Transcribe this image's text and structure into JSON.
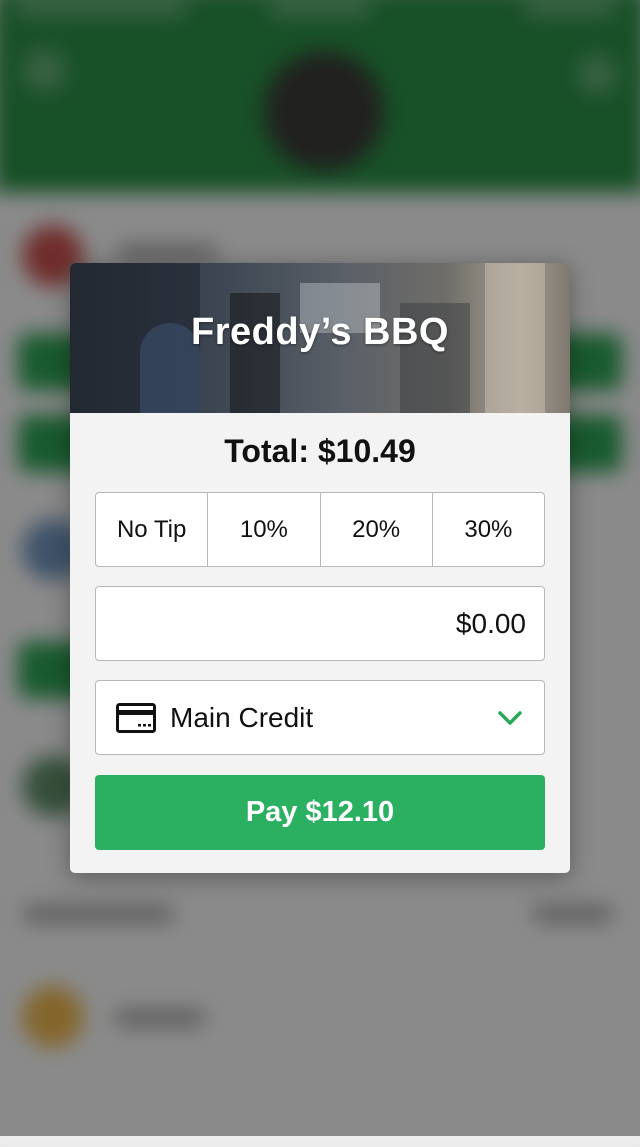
{
  "modal": {
    "restaurant_name": "Freddy’s BBQ",
    "total_text": "Total: $10.49",
    "tip_options": [
      "No Tip",
      "10%",
      "20%",
      "30%"
    ],
    "tip_amount": "$0.00",
    "payment_method": {
      "label": "Main Credit",
      "icon": "credit-card-icon",
      "dropdown_icon": "chevron-down-icon"
    },
    "pay_button_label": "Pay $12.10"
  },
  "colors": {
    "header_green": "#2a8a45",
    "pay_green": "#2bb061",
    "chevron_green": "#27a85a"
  }
}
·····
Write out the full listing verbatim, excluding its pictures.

Transcribe this image's text and structure into JSON.
{
  "modal": {
    "restaurant_name": "Freddy’s BBQ",
    "total_text": "Total: $10.49",
    "tip_options": [
      "No Tip",
      "10%",
      "20%",
      "30%"
    ],
    "tip_amount": "$0.00",
    "payment_method": {
      "label": "Main Credit",
      "icon": "credit-card-icon",
      "dropdown_icon": "chevron-down-icon"
    },
    "pay_button_label": "Pay $12.10"
  },
  "colors": {
    "header_green": "#2a8a45",
    "pay_green": "#2bb061",
    "chevron_green": "#27a85a"
  }
}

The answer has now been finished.